After a personal tragedy, Brian Reader (Michael Caine) is roped back into the underworld of robberies. He brings a team together of former thieves and brings an alarm specialist and new face into the fold, in the shape of Basil (Charlie Cox). The six elderly gentlemen plan to break into a vault in Hatton Garden, which holds over £200 million in diamonds, cash and gold.

This is 100% one of those movies that fits into the mould of the real story being more interesting than the film itself. It’s such a shame because this could have been an interesting look into the men that committed this crime but it descends into a rough and often unfunny thread of bickering and gruff London blokes cracking nasty comments. ‘King of Thieves’ definitely outlives its early charm and whilst there are some doses of alright comedy, they are few and far between a heist that arrives too soon and isn’t as exciting as it deserved to be.

There are elements within the robbery which are playful and work on the humour revolving around their senior years and a couple of stronger moments utilise on the tension of them in the act and the possibility of being caught.
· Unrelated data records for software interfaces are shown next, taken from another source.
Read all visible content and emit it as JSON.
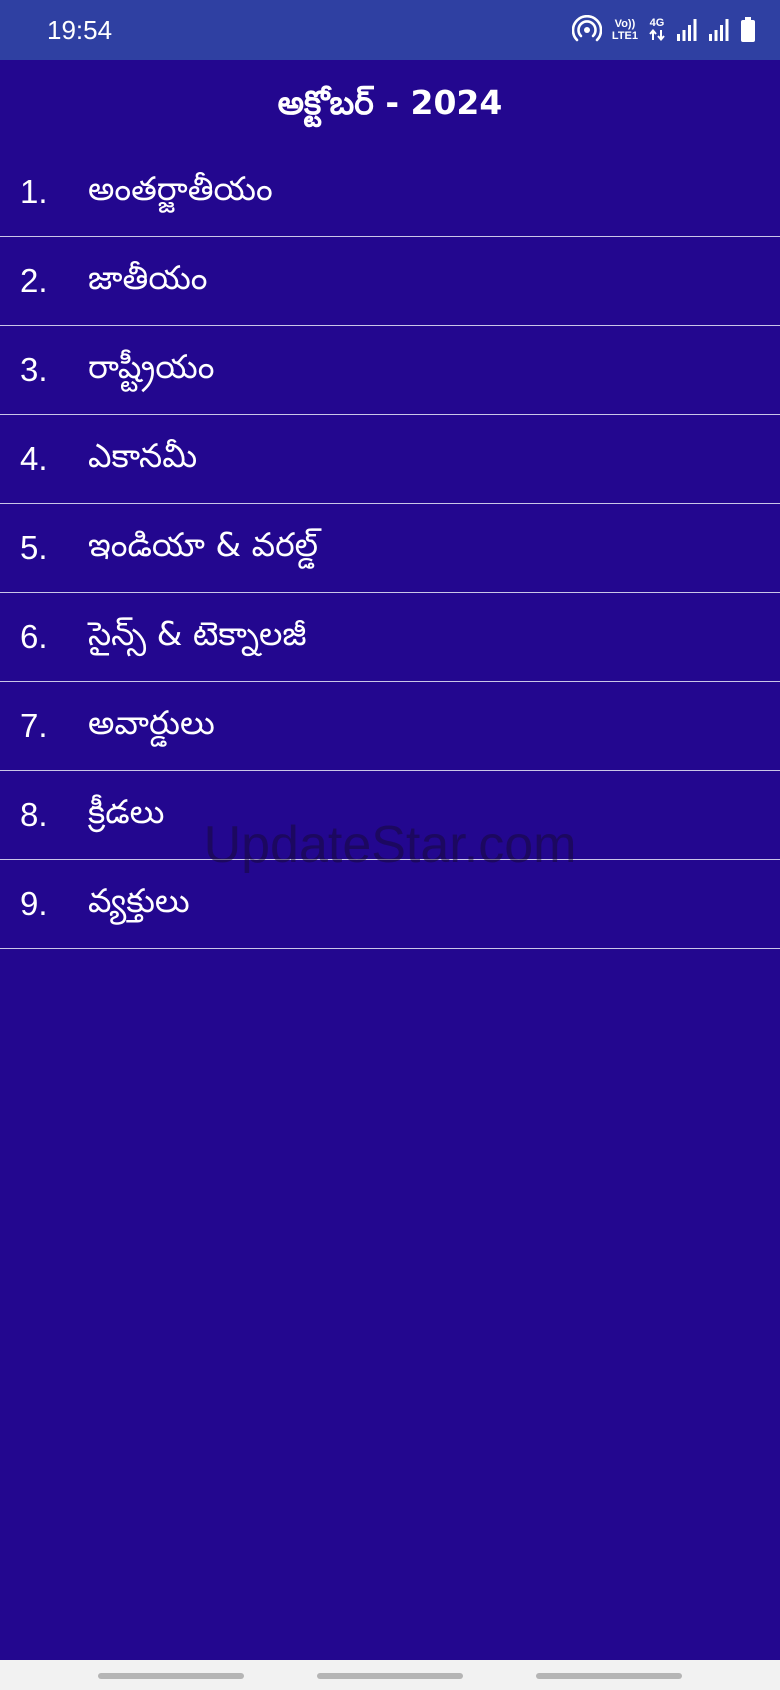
{
  "status_bar": {
    "time": "19:54",
    "volte_top": "Vo))",
    "volte_bottom": "LTE1",
    "network": "4G",
    "icons": [
      "hotspot-icon",
      "volte-icon",
      "4g-data-icon",
      "signal-icon",
      "signal-icon",
      "battery-icon"
    ]
  },
  "header": {
    "title": "అక్టోబర్ - 2024"
  },
  "menu": {
    "items": [
      {
        "number": "1.",
        "label": "అంతర్జాతీయం"
      },
      {
        "number": "2.",
        "label": "జాతీయం"
      },
      {
        "number": "3.",
        "label": "రాష్ట్రీయం"
      },
      {
        "number": "4.",
        "label": "ఎకానమీ"
      },
      {
        "number": "5.",
        "label": "ఇండియా & వరల్డ్"
      },
      {
        "number": "6.",
        "label": "సైన్స్ & టెక్నాలజీ"
      },
      {
        "number": "7.",
        "label": "అవార్డులు"
      },
      {
        "number": "8.",
        "label": "క్రీడలు"
      },
      {
        "number": "9.",
        "label": "వ్యక్తులు"
      }
    ]
  },
  "watermark": "UpdateStar.com",
  "colors": {
    "background": "#23078f",
    "status_bar": "#2f40a2",
    "divider": "#c9c6e8",
    "text": "#ffffff",
    "nav_bar": "#f2f2f2"
  }
}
A Tchaikovsky backed sequence of thieving is a stand out snippet with ‘Whiplash’ levels of editing and a burst of diamond hungry energy. This and the quality of the performers involved don’t outweigh the overly long run-time and a film that doesn’t seem to know what angle it’s going for.
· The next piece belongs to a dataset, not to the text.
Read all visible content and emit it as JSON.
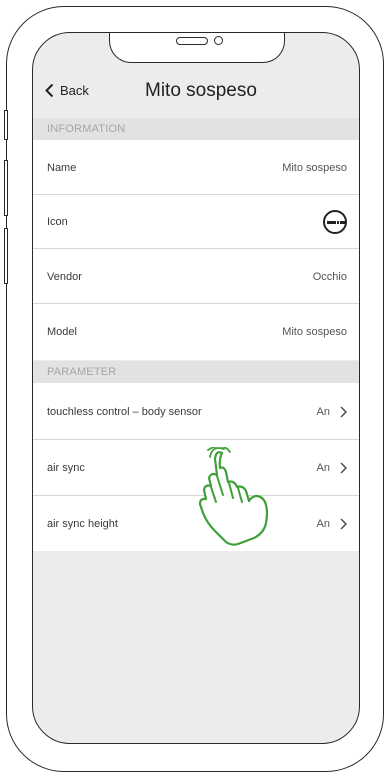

James Marsh directs a bunch of recognisable faces and there certainly seems to be a gentle chemistry between them, the first stages of this film are breezy but then it goes on and on in a way where stylistic choices of gangsters in the past flit into proceedings, grey army treachery bogs down a script laden with tiresome expletives and a police-heavy third act which isn’t as riveting or tense as, again it deserved to be.

Benjamin Wallfisch’s music, at points echoes the bouncy yet dramatic score which BBC’s ‘Hustle’ used so well and in fact this film does have some of the pre-swindling set up and snappy edits of the con itself, which mirrors the lighthearted entertainment of the Adrian Lester TV series but it doesn’t keep to this warmness. That would be fine if the eventual darker notes and masculine aggression weren’t so mishandled, becoming cringey character traits losing all the charm of the film.

‘King of Thieves’ may have acting royalty involved from Caine to Jim Broadbent but that doesn’t keep its crown from slipping away from meaty real events into a doddery, average retelling.

5.5/10